We aim to plant a series of perennial ‘micro meadows’ and small forage garden spaces and create a map to encourage people to explore and enjoy the footpaths and biodiversity in and around the area. We believe it’s a great way to transform public space, connect with others and create beautiful and biodiverse spaces for the local community and wildlife.
We hope that by creating this series of small, colourful community ‘talking points’, these visual ‘tasters’ can be used to inspire further community conversations and actions highlighting the social and environmental value of public green space, a significant part of the longer-term ambitions for the proposed Hastings Garden Town (part of the Town Deal submission).
Jane Jacobs’ notion of “the eyes on the street” remains as important to community safety as when first described in “The Life and Death of American Cities” (1961). In it, Jacobs illustrated how welcoming, visually appealing environments that encourage the increased presence of diverse groups of people and activities and foster a sense of civic pride, do more to reduce fear of crime and the incidence of anti-social behaviour than fences, gates and technological high-security measures.
Our first sowing
We sowed our first wildflower meadow on May 25 2021. Richard Scott, Director of the National Wildflower Centre at the Eden Project, showed us how to mix the seed and helped with the sowing. Our volunteer sowers were accompanied by Yoon-ji from Notes from Underground.
Transition Town members spent the previous two weekends working at the wiggly path that runs from London Road to Warrior Square station. They did a fantastic job in clearing the weeds and rubbish and preparing the ground for seeding.

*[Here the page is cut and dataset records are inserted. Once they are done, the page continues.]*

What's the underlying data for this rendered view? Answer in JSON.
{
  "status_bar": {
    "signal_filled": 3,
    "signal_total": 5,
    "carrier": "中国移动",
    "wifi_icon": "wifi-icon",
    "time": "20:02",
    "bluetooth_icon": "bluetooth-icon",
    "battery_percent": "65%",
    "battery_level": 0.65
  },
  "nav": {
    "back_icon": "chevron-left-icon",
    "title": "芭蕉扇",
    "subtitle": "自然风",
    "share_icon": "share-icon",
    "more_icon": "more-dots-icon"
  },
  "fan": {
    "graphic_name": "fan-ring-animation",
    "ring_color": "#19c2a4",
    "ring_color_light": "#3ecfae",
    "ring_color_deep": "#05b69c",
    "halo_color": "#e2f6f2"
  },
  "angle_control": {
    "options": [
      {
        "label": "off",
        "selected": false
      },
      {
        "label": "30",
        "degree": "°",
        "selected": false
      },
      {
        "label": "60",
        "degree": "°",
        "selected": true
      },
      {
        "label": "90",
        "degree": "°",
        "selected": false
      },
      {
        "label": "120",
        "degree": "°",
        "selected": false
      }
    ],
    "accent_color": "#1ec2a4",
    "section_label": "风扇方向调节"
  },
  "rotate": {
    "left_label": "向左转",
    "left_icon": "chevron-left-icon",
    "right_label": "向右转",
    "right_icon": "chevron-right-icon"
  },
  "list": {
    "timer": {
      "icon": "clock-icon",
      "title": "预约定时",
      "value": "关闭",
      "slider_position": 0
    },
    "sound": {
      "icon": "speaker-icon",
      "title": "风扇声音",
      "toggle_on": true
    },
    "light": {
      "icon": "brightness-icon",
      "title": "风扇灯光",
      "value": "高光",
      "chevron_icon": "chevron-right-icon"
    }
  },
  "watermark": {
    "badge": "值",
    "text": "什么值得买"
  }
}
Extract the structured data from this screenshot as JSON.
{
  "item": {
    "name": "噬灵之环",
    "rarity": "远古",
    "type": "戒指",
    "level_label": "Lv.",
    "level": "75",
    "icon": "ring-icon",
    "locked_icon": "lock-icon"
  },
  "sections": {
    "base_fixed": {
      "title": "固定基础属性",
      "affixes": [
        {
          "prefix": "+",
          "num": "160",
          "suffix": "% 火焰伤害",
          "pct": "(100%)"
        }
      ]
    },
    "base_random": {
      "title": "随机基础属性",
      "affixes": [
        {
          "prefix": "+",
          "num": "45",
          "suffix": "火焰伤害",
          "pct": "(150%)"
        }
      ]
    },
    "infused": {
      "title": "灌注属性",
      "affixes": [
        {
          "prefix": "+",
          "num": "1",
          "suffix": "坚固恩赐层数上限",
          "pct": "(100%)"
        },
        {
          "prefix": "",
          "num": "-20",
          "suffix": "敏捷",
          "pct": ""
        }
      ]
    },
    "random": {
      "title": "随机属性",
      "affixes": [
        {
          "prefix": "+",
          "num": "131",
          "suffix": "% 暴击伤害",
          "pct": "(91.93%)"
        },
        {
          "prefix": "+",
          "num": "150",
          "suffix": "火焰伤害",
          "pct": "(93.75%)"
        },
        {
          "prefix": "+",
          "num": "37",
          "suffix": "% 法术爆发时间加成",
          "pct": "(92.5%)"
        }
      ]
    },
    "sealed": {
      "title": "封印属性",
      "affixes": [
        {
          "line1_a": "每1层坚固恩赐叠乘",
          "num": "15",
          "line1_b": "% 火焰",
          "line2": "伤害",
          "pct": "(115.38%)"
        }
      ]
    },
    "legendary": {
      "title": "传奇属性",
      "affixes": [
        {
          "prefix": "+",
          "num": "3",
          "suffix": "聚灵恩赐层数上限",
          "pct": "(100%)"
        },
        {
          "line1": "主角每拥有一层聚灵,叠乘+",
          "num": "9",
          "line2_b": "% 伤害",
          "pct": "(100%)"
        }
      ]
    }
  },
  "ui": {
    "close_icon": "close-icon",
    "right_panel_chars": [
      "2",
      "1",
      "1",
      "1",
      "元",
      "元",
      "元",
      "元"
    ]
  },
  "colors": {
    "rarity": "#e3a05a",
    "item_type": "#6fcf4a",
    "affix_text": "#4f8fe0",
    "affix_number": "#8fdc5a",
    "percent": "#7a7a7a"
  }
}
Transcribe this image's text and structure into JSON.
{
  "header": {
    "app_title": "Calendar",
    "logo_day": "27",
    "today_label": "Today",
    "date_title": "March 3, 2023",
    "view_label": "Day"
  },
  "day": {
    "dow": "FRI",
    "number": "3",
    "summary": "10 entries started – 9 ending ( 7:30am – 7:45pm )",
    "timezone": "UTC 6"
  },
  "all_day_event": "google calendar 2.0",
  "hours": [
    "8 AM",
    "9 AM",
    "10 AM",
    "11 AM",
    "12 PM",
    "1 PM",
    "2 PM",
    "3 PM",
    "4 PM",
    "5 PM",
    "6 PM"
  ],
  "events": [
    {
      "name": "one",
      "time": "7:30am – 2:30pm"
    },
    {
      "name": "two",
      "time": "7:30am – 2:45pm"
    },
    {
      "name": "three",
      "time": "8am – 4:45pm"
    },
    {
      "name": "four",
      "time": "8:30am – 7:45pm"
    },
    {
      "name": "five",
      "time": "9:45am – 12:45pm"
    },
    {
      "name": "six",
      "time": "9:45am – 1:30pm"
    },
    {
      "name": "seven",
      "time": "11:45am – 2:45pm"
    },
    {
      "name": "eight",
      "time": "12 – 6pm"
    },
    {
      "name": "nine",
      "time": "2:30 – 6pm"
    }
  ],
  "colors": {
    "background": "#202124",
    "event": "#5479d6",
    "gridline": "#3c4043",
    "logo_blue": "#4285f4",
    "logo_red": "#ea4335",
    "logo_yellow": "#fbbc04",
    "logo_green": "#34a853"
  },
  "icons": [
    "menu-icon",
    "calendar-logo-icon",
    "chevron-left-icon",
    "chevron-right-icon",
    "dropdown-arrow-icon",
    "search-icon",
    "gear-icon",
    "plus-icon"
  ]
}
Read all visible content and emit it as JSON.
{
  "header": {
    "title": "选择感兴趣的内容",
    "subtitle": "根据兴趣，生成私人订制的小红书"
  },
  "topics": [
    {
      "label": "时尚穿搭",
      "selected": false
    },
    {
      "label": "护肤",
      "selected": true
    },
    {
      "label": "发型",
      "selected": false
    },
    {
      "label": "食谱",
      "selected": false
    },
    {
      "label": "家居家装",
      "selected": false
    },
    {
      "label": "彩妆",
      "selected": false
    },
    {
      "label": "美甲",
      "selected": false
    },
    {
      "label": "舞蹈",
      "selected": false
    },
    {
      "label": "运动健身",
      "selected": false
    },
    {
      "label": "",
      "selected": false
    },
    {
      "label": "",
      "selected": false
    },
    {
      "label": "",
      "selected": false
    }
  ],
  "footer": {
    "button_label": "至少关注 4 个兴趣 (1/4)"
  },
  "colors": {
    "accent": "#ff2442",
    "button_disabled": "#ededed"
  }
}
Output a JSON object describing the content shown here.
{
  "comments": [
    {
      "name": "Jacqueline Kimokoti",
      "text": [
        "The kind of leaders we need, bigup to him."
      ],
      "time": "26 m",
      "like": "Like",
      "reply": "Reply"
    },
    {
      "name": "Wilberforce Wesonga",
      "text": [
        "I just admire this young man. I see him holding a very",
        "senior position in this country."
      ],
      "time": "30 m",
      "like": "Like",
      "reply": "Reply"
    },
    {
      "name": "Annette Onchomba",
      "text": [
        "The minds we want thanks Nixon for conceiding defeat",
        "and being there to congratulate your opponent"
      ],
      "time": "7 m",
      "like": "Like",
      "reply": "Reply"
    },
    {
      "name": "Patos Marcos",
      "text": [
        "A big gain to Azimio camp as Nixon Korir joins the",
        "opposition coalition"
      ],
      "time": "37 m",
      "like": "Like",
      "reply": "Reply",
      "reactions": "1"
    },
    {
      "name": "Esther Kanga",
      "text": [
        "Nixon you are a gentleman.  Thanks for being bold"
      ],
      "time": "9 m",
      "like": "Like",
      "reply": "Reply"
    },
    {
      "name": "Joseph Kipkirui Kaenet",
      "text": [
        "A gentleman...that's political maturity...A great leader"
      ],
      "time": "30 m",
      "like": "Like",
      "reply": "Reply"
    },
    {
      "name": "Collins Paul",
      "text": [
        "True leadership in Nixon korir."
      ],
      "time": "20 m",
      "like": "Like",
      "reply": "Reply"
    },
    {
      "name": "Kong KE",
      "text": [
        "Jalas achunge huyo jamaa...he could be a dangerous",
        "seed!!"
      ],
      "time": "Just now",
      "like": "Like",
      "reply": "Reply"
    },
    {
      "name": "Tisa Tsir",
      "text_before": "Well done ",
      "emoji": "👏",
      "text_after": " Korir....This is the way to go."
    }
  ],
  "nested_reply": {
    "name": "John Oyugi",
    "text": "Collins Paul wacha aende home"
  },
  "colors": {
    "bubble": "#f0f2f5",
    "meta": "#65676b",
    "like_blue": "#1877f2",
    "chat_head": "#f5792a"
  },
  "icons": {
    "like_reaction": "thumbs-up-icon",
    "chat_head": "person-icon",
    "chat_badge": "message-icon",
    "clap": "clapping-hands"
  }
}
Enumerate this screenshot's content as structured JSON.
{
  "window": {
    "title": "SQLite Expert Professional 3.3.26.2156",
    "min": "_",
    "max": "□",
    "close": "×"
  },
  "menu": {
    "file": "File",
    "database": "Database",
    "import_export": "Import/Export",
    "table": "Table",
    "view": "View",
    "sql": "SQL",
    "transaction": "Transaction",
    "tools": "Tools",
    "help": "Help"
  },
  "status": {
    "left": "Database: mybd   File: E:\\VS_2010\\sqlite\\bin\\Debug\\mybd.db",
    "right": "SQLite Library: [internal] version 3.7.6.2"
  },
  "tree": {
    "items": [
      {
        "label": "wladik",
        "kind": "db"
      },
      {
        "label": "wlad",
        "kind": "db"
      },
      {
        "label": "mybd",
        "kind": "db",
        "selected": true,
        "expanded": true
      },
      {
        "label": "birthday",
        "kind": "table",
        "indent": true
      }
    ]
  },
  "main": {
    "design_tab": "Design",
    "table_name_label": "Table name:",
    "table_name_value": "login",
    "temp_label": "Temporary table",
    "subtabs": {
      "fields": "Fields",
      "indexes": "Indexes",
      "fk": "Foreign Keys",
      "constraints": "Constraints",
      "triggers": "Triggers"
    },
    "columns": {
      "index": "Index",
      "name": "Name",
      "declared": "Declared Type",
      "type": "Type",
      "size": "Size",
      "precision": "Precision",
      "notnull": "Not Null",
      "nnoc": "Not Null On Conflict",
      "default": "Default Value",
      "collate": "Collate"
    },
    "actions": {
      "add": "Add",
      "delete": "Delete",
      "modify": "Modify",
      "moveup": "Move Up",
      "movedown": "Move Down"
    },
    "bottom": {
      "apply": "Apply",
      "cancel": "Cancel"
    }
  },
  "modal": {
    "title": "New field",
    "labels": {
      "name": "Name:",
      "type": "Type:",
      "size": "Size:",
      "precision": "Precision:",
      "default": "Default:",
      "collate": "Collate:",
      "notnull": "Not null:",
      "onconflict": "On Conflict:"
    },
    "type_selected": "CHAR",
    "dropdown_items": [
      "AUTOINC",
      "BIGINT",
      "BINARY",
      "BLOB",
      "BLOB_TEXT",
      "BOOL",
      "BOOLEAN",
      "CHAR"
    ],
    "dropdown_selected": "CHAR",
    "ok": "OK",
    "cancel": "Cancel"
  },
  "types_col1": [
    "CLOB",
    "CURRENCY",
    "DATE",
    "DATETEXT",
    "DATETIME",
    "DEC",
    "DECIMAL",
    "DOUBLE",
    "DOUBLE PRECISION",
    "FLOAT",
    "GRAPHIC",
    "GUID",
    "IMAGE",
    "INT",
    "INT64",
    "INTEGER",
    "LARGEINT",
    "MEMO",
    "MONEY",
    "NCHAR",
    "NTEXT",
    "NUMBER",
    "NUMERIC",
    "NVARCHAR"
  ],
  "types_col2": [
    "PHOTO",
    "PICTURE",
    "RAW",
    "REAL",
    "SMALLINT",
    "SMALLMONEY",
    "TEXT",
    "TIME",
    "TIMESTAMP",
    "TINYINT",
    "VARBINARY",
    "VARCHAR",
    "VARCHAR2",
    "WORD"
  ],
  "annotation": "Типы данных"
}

The project has been funded by the National Lottery Local Connections fund and the Safer Streets HBC funding. We are also pleased to have the support of Northern Flowerhouse and Fergus Garrett from Great Dixter.